Lois Furlong, a 30-year-old adviser based in Unique Financial Planning’s Watford office, is in the process of building up her client book.
She said the fact she has recently qualified can not only put clients at ease, but also assure them that they are getting the right information.
“Clients don’t always expect to have a young female financial adviser, though in my experience the industry is very supportive as a whole,” said Furlong.
“Yes, I might not have as many years of experience as someone who has been in the industry a lot longer. But I am a lot more recently qualified, so clients feel reassured knowing what I’ve done is completely up-to-date."
She said: “If I’m not sure of something, I’ll say to a client ‘I’m not 100 per cent sure, let me go away and find out for you’.
"It shows to them that they’re not getting the wrong information and that the information I’m providing - I know - is accurate. That gives them reassurance.”
From dentistry to law and then to advice
When she was doing her A Levels, Furlong wanted to be a dentist. But she soon realised - despite patients’ mouths being open the majority of the time - it was a profession lacking in client interaction.
This led her to a law degree. But after joining a solicitor practice, she found herself knee-deep in administration and not enough client-facing experience.
So in 2016, she moved down south to London from her then-home, the Wirral, to become a paraplanner. For the past three years, she has been a qualified financial adviser.
Women of all ages, both advisers and paraplanners, have cited imposter syndrome as a key barrier to progressing in their advice careers.
Paraplanner Sarah Lees said the syndrome made her feel like she was failing and caused her sleepless night filled with dread she might get sacked.
For Furlong, this is just the start of her career. She said she has battled through imposter syndrome “quite easily”.
She added: “I’m not too worried about what people think. If I want to be a financial adviser, regardless of what people might expect, I’m just going to go for it.
“For me, it [imposter syndrome] hasn’t been an issue. But I can see how it potentially could be for some people.”
Finding young clients on a night out
Having just turned 30, many of Furlong’s friends don’t see the value in financial advice. Though she is trying to change that.

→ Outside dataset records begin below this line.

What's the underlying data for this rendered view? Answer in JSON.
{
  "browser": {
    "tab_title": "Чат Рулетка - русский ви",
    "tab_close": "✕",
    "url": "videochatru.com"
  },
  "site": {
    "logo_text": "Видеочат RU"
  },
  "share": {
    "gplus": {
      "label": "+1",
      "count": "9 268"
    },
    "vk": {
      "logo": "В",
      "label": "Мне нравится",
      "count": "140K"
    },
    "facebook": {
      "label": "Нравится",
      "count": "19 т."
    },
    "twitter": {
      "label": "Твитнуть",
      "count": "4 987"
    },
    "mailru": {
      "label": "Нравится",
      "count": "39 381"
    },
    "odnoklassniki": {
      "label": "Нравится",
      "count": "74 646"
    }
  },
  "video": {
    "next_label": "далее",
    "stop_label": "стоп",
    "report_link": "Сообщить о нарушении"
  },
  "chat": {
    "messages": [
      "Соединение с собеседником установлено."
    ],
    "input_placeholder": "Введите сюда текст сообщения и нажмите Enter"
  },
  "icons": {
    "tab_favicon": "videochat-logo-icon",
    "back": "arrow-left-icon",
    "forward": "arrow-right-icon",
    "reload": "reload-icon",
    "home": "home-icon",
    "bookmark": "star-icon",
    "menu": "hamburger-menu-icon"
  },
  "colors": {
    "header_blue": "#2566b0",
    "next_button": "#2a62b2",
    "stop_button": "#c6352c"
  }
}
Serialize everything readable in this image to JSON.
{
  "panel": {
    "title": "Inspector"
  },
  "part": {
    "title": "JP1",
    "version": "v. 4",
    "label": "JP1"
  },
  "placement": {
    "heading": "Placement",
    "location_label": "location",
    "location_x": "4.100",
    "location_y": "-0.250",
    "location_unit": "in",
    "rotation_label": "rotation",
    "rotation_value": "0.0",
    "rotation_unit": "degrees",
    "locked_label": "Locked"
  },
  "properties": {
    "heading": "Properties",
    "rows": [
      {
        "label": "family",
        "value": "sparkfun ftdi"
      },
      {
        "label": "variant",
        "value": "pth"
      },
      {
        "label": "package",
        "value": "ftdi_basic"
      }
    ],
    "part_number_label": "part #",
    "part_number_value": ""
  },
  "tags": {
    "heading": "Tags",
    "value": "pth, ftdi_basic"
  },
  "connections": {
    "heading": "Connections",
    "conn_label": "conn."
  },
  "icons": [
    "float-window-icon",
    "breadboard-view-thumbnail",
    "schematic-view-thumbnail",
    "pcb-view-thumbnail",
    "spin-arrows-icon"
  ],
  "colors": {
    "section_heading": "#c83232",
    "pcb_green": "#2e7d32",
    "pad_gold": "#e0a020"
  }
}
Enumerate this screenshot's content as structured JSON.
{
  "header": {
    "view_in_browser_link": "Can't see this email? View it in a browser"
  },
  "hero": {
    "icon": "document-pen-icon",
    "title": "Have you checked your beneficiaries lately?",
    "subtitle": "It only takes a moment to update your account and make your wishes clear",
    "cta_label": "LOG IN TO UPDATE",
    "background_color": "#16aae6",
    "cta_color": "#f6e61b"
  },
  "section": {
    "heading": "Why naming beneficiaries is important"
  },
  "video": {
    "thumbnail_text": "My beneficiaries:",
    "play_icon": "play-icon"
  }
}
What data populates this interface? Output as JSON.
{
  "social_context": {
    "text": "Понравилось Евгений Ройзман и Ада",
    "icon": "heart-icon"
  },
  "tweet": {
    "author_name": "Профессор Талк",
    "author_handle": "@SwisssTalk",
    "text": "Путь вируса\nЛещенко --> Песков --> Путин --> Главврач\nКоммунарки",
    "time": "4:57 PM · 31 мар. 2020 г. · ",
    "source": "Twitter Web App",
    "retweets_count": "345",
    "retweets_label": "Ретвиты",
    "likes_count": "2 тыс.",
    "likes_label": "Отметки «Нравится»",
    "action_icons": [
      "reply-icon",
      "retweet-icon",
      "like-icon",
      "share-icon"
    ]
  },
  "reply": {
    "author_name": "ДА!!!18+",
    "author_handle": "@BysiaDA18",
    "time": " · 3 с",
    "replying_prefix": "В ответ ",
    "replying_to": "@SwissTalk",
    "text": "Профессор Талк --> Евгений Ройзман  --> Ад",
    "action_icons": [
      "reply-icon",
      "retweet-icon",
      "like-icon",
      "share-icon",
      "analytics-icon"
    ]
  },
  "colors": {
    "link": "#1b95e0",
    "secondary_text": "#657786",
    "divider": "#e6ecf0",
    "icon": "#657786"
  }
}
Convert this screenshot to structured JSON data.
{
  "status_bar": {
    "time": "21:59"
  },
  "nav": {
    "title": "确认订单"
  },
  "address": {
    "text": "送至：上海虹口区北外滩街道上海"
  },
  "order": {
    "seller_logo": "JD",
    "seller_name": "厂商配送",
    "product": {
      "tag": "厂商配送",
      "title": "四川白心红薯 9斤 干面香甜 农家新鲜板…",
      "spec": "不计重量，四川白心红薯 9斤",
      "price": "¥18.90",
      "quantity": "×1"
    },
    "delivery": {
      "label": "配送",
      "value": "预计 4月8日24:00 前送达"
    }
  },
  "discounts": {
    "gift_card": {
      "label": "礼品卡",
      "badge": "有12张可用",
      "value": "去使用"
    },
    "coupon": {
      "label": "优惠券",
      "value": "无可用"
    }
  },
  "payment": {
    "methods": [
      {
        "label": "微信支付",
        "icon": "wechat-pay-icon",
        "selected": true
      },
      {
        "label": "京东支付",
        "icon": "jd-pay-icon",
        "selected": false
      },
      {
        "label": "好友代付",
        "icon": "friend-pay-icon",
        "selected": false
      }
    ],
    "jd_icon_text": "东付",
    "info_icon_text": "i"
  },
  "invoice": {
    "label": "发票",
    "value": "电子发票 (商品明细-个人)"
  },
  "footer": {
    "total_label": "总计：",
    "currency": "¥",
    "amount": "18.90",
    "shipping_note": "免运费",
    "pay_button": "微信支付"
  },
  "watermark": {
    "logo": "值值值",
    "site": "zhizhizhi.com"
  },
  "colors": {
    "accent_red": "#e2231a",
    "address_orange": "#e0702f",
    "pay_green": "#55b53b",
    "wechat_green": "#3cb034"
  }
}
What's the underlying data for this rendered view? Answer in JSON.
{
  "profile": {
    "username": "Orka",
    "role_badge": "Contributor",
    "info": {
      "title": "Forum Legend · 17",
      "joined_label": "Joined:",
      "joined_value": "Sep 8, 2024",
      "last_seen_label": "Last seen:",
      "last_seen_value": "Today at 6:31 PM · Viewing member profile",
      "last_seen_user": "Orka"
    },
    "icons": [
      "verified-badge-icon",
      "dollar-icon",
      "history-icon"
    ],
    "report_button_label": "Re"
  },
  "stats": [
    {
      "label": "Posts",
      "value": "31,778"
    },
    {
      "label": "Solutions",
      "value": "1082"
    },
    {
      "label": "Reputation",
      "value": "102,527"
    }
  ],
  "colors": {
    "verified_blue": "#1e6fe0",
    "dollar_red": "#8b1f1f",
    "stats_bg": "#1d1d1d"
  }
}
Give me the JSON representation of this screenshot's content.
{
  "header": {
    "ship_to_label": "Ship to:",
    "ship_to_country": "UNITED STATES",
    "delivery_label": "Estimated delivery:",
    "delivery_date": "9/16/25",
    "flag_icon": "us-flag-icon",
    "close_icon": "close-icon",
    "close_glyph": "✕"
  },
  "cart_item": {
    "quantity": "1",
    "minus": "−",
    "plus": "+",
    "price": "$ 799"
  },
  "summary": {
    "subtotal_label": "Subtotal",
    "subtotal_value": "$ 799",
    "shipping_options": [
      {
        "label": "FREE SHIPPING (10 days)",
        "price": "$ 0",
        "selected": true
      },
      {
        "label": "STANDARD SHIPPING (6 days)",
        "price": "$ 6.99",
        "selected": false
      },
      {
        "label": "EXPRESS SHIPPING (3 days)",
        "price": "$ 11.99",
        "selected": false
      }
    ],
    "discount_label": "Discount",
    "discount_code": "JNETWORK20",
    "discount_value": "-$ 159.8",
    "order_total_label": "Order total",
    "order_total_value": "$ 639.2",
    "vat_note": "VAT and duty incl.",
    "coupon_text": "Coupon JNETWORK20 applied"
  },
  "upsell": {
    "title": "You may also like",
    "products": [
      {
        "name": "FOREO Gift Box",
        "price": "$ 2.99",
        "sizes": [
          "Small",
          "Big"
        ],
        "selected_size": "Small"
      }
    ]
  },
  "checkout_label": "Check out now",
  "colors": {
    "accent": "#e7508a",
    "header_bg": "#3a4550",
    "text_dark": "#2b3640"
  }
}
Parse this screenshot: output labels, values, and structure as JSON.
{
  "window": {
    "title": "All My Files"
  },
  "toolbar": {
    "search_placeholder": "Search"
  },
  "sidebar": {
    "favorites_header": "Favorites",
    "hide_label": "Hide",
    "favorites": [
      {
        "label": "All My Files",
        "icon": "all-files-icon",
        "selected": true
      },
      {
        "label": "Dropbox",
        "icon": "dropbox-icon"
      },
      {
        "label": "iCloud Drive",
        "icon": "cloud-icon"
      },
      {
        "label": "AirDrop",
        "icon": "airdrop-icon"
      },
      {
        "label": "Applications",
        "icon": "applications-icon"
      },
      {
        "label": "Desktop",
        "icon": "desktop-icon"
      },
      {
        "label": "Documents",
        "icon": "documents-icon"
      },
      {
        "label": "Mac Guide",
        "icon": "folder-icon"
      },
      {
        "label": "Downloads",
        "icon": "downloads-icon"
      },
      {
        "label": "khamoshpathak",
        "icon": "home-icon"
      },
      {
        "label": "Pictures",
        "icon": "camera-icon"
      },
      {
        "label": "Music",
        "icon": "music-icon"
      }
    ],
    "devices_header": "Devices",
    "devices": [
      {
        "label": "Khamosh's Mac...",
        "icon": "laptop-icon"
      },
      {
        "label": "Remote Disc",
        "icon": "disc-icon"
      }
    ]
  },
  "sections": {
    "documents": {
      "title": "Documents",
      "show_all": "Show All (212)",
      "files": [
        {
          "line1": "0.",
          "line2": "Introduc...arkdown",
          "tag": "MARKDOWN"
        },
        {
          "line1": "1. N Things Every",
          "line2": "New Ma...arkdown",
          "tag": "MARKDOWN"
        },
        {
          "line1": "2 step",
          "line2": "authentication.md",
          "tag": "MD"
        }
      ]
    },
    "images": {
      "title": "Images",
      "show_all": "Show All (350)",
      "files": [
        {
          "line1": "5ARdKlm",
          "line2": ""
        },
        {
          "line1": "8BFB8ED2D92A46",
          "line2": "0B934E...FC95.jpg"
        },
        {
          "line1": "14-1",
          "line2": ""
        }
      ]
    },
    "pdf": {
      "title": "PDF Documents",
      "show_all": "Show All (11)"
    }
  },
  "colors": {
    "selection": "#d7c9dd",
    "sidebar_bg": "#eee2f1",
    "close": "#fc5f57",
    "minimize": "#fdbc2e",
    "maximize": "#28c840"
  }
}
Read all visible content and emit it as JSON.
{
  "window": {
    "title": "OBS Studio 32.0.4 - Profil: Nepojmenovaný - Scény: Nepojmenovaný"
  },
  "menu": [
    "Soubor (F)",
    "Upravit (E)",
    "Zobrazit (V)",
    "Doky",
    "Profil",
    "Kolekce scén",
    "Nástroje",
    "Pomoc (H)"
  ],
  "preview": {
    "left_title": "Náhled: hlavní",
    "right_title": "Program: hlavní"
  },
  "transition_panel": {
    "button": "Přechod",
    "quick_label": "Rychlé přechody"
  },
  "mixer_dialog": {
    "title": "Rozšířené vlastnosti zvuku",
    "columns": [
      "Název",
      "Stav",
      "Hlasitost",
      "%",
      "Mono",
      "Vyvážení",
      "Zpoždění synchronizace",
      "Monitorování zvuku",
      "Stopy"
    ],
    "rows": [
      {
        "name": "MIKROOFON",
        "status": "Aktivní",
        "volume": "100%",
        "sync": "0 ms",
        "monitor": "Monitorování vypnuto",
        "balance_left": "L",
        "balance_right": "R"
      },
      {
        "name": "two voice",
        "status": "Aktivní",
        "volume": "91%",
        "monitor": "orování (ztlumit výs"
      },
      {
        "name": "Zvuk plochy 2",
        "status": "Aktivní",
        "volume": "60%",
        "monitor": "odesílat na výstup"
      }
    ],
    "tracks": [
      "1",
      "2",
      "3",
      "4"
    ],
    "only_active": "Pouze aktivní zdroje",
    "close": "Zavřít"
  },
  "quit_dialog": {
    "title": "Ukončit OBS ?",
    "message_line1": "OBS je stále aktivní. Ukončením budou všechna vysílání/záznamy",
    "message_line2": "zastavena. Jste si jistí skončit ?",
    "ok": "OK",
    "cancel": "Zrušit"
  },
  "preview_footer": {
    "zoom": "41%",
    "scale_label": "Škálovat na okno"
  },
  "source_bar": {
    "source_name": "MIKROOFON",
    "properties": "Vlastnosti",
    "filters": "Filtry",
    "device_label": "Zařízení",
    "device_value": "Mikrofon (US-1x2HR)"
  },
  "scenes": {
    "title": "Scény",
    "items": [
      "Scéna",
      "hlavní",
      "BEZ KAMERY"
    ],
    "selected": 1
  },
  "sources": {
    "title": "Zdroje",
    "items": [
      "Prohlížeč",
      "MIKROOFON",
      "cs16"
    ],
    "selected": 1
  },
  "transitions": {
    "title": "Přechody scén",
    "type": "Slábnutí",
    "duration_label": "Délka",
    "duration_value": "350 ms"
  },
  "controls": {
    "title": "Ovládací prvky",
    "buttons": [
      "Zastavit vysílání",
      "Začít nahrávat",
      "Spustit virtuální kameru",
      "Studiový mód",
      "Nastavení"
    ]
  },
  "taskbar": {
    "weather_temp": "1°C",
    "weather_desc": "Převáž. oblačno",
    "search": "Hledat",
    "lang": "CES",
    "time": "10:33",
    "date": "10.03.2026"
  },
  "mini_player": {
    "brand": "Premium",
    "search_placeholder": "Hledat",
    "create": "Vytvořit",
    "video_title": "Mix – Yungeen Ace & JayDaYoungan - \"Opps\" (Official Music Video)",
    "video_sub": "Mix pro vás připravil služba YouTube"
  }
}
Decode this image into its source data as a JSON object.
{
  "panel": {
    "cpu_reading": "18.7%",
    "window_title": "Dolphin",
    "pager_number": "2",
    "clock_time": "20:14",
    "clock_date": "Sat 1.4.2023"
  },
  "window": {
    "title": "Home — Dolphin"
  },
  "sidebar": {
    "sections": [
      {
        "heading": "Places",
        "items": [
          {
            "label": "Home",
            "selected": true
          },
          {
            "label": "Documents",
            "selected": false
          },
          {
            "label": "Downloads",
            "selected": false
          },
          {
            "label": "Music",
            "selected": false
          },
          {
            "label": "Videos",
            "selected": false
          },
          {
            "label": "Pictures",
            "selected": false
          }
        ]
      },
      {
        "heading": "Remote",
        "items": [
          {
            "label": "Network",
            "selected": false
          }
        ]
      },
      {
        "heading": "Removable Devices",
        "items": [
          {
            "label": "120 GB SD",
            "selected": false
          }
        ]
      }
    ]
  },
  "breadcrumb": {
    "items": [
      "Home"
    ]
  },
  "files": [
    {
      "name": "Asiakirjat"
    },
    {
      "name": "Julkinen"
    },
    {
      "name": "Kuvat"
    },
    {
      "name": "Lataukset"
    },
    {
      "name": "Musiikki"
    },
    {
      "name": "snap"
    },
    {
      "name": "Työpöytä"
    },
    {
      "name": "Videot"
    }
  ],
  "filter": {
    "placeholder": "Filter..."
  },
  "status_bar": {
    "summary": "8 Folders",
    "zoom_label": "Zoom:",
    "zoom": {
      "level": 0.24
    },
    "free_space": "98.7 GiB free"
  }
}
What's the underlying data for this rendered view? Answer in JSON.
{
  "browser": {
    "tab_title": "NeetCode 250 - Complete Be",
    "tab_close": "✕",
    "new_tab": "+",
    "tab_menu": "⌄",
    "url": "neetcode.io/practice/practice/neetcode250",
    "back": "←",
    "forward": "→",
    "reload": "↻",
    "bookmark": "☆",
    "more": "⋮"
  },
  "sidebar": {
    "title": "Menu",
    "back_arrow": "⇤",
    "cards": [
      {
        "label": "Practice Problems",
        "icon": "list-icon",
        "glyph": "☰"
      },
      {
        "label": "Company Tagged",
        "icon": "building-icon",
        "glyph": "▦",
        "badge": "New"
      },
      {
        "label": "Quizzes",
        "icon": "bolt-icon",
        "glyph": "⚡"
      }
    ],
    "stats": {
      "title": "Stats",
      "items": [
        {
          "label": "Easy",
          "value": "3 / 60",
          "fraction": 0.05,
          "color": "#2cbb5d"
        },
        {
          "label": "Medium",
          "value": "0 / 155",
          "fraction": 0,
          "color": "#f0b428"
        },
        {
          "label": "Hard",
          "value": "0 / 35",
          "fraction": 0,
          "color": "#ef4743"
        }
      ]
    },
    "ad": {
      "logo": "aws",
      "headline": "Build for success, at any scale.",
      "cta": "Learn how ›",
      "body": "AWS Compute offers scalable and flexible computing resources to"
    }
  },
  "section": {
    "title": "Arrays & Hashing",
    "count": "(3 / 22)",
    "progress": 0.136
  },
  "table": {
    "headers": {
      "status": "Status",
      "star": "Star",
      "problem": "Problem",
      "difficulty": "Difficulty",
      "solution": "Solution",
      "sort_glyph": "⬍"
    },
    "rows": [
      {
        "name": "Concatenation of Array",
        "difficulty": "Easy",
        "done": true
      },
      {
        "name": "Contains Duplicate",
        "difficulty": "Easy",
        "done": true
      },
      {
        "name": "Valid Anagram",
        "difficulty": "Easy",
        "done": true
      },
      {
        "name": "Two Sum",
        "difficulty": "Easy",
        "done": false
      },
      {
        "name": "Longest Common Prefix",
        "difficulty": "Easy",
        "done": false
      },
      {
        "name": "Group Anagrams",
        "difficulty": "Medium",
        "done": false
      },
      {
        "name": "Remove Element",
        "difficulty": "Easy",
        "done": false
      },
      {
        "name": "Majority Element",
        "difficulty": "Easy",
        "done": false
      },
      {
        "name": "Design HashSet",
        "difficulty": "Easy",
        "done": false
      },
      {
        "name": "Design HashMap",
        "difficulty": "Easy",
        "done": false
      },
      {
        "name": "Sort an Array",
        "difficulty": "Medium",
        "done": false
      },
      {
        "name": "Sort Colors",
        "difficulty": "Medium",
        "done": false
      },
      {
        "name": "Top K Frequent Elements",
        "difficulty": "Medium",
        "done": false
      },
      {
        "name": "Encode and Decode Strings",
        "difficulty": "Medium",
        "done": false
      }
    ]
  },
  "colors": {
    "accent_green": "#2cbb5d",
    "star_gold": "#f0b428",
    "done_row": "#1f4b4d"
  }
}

“They often say ‘well we can get that online for a lot cheaper’,” she said. “And so it’s not just about the products. There’s a lot more going on behind the scenes.”